(Web page and app entries)
-*-

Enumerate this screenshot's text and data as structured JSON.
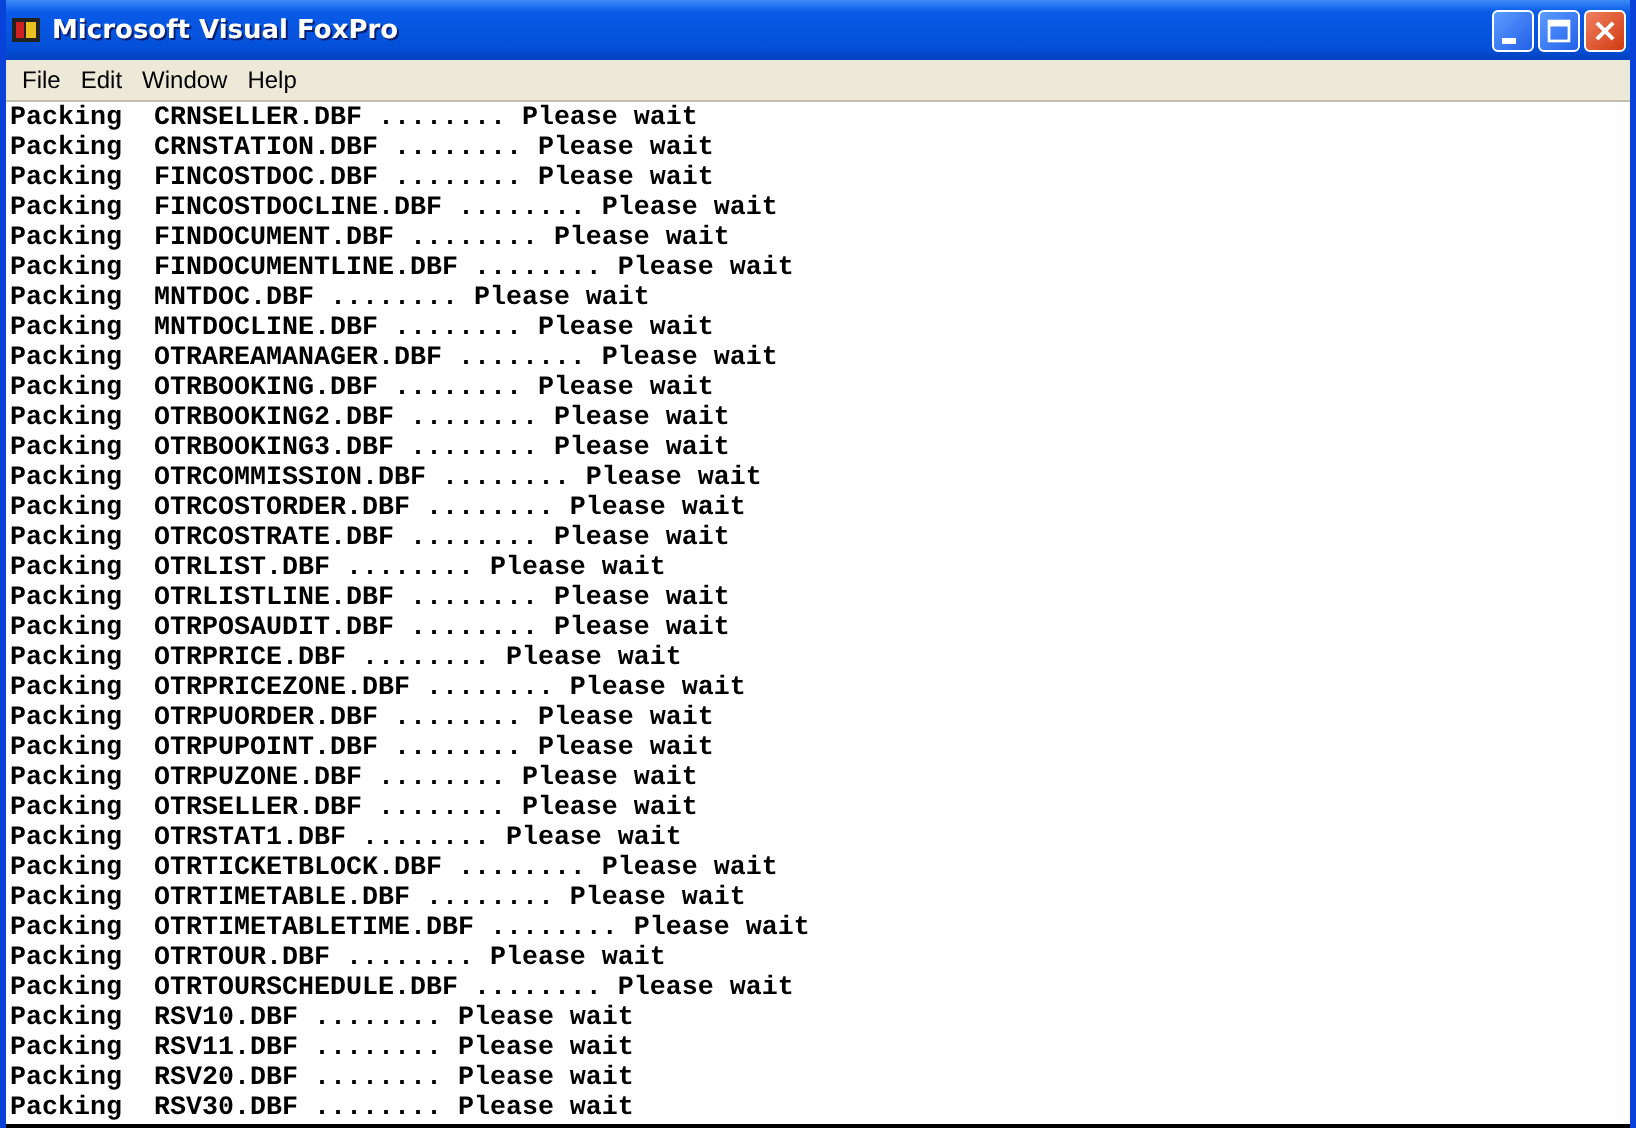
{
  "window": {
    "title": "Microsoft Visual FoxPro"
  },
  "menu": [
    "File",
    "Edit",
    "Window",
    "Help"
  ],
  "output_lines": [
    "Packing  CRNSELLER.DBF ........ Please wait",
    "Packing  CRNSTATION.DBF ........ Please wait",
    "Packing  FINCOSTDOC.DBF ........ Please wait",
    "Packing  FINCOSTDOCLINE.DBF ........ Please wait",
    "Packing  FINDOCUMENT.DBF ........ Please wait",
    "Packing  FINDOCUMENTLINE.DBF ........ Please wait",
    "Packing  MNTDOC.DBF ........ Please wait",
    "Packing  MNTDOCLINE.DBF ........ Please wait",
    "Packing  OTRAREAMANAGER.DBF ........ Please wait",
    "Packing  OTRBOOKING.DBF ........ Please wait",
    "Packing  OTRBOOKING2.DBF ........ Please wait",
    "Packing  OTRBOOKING3.DBF ........ Please wait",
    "Packing  OTRCOMMISSION.DBF ........ Please wait",
    "Packing  OTRCOSTORDER.DBF ........ Please wait",
    "Packing  OTRCOSTRATE.DBF ........ Please wait",
    "Packing  OTRLIST.DBF ........ Please wait",
    "Packing  OTRLISTLINE.DBF ........ Please wait",
    "Packing  OTRPOSAUDIT.DBF ........ Please wait",
    "Packing  OTRPRICE.DBF ........ Please wait",
    "Packing  OTRPRICEZONE.DBF ........ Please wait",
    "Packing  OTRPUORDER.DBF ........ Please wait",
    "Packing  OTRPUPOINT.DBF ........ Please wait",
    "Packing  OTRPUZONE.DBF ........ Please wait",
    "Packing  OTRSELLER.DBF ........ Please wait",
    "Packing  OTRSTAT1.DBF ........ Please wait",
    "Packing  OTRTICKETBLOCK.DBF ........ Please wait",
    "Packing  OTRTIMETABLE.DBF ........ Please wait",
    "Packing  OTRTIMETABLETIME.DBF ........ Please wait",
    "Packing  OTRTOUR.DBF ........ Please wait",
    "Packing  OTRTOURSCHEDULE.DBF ........ Please wait",
    "Packing  RSV10.DBF ........ Please wait",
    "Packing  RSV11.DBF ........ Please wait",
    "Packing  RSV20.DBF ........ Please wait",
    "Packing  RSV30.DBF ........ Please wait"
  ]
}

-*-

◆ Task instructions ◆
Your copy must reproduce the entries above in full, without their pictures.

◆ Your solution ◆
Enumerate this screenshot's text and data as structured JSON.
{
  "window": {
    "title": "Microsoft Visual FoxPro"
  },
  "menu": [
    "File",
    "Edit",
    "Window",
    "Help"
  ],
  "output_lines": [
    "Packing  CRNSELLER.DBF ........ Please wait",
    "Packing  CRNSTATION.DBF ........ Please wait",
    "Packing  FINCOSTDOC.DBF ........ Please wait",
    "Packing  FINCOSTDOCLINE.DBF ........ Please wait",
    "Packing  FINDOCUMENT.DBF ........ Please wait",
    "Packing  FINDOCUMENTLINE.DBF ........ Please wait",
    "Packing  MNTDOC.DBF ........ Please wait",
    "Packing  MNTDOCLINE.DBF ........ Please wait",
    "Packing  OTRAREAMANAGER.DBF ........ Please wait",
    "Packing  OTRBOOKING.DBF ........ Please wait",
    "Packing  OTRBOOKING2.DBF ........ Please wait",
    "Packing  OTRBOOKING3.DBF ........ Please wait",
    "Packing  OTRCOMMISSION.DBF ........ Please wait",
    "Packing  OTRCOSTORDER.DBF ........ Please wait",
    "Packing  OTRCOSTRATE.DBF ........ Please wait",
    "Packing  OTRLIST.DBF ........ Please wait",
    "Packing  OTRLISTLINE.DBF ........ Please wait",
    "Packing  OTRPOSAUDIT.DBF ........ Please wait",
    "Packing  OTRPRICE.DBF ........ Please wait",
    "Packing  OTRPRICEZONE.DBF ........ Please wait",
    "Packing  OTRPUORDER.DBF ........ Please wait",
    "Packing  OTRPUPOINT.DBF ........ Please wait",
    "Packing  OTRPUZONE.DBF ........ Please wait",
    "Packing  OTRSELLER.DBF ........ Please wait",
    "Packing  OTRSTAT1.DBF ........ Please wait",
    "Packing  OTRTICKETBLOCK.DBF ........ Please wait",
    "Packing  OTRTIMETABLE.DBF ........ Please wait",
    "Packing  OTRTIMETABLETIME.DBF ........ Please wait",
    "Packing  OTRTOUR.DBF ........ Please wait",
    "Packing  OTRTOURSCHEDULE.DBF ........ Please wait",
    "Packing  RSV10.DBF ........ Please wait",
    "Packing  RSV11.DBF ........ Please wait",
    "Packing  RSV20.DBF ........ Please wait",
    "Packing  RSV30.DBF ........ Please wait"
  ]
}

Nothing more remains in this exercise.